How to create a PHP linux daemon (service)

There are many ways to automate scripts and applications running on Linux, you can obviously create a cron task, that can execute from between a minute to once a year if you wanted there are however other ways in which you can have unattended background tasks execute.

Today I will explain how you can create a Linux daemon using ‘Upstart’, this tutorial has been carried out on Ubuntu Server 14.04 and will work with various other distributions too. If you wish to find out more about Upstart check out it’s project website.

To demonstrate it works we will create a small PHP script that will literally append a text file with a timestamp every couple of seconds!

A few benefits of running a PHP script as a daemon as opposed to a cron task are as follows:-

  • You can easily start and stop the execution of these scripts without having to edit the crontab each time (simply issue a single command like ‘stop my-service-name’).
  • You can run tasks more frequently than once per minute (which is currently the crontab’s minimum execution winow)
  • Specify which run-levels your script is to be run on.
  • …plus various others!
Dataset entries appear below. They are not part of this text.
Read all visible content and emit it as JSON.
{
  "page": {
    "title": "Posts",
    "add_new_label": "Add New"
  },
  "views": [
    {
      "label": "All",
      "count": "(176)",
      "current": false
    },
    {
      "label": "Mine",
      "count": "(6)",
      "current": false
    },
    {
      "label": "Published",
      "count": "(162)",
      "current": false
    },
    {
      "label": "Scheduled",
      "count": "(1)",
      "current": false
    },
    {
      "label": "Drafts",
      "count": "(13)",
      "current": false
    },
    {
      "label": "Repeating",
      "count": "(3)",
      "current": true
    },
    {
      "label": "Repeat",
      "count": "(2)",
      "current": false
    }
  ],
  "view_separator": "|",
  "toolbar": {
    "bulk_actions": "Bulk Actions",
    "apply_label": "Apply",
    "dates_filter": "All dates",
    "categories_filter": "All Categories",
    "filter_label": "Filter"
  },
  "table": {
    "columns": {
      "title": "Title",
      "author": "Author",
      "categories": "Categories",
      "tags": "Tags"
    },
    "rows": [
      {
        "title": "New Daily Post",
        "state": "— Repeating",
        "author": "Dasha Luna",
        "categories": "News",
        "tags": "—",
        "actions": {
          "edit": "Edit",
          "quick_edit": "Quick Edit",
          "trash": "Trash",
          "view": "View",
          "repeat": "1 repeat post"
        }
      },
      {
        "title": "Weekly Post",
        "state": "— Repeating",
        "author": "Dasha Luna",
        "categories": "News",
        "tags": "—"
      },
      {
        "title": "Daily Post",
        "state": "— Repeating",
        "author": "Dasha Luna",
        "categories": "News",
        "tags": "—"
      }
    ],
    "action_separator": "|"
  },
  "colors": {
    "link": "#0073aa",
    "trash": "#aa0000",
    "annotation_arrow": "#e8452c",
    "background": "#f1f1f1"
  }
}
It is actually amazingly easy to create a Linux daemon using Upstart, you simply create a daemon configuration script under /etc/init (take not, NOT /etc/init.d as per the older  System-V init scripts)

This is what our service script will look like, its pretty simple, there are many more awesome directives you can use for your service configuration script such as ‘pre-start’ configuration so your service can go and create initial directories or file etc. that it may depend on (check out the Upstart documentation for a full list of configuration directives.)

description "Bobbys Test Daemon"
author "Bobby Allen"

start on startup
stop on shutdown

 sudo -u root php -f /usr/share/test_daemon.php
end script

As you can see, we reference our PHP script within the configuration file, this is what will be run by the service, keep in mind that a daemon/service is designed to be ran continuously in the background and will only stop when told to.

You must keep in mind that you must develop your PHP service script to ‘loop’ continuously as by default a PHP script will run once and then exit out, here is a very quick example script of which should be placed on the filesystem somewhere and then referenced accordingly, in my example I’ve just placed it under /usr/share/test_daemon.php

The contents of the PHP script is as follows:-


// The worker will execute every X seconds:
$seconds = 2;

// We work out the micro seconds ready to be used by the 'usleep' function.
$micro = $seconds * 1000000;

 // This is the code you want to loop during the service...
 $myFile = "/home/ballen/daemontest.txt";
 $fh = fopen($myFile, 'a') or die("Can't open file");
 $stringData = "File updated at: " . time(). "\n";
 fwrite($fh, $stringData);

 // Now before we 'cycle' again, we'll sleep for a bit...

You should now be able to start, stop and view the status of your new linux daemon like so:-

status test-daemon
start test-daemon
stop test-daemon

If you start the daemon using the command ‘start test-daemon‘ and give it 10 seconds, then stop it using ‘stop test-daemon‘ you should notice when you read the log file that our daemon is writing to every 2 seconds then it should include 5 lots of timestamps proving that the daemon is working successfully! (obviously it will have more if you’ve already been playing with the start command :))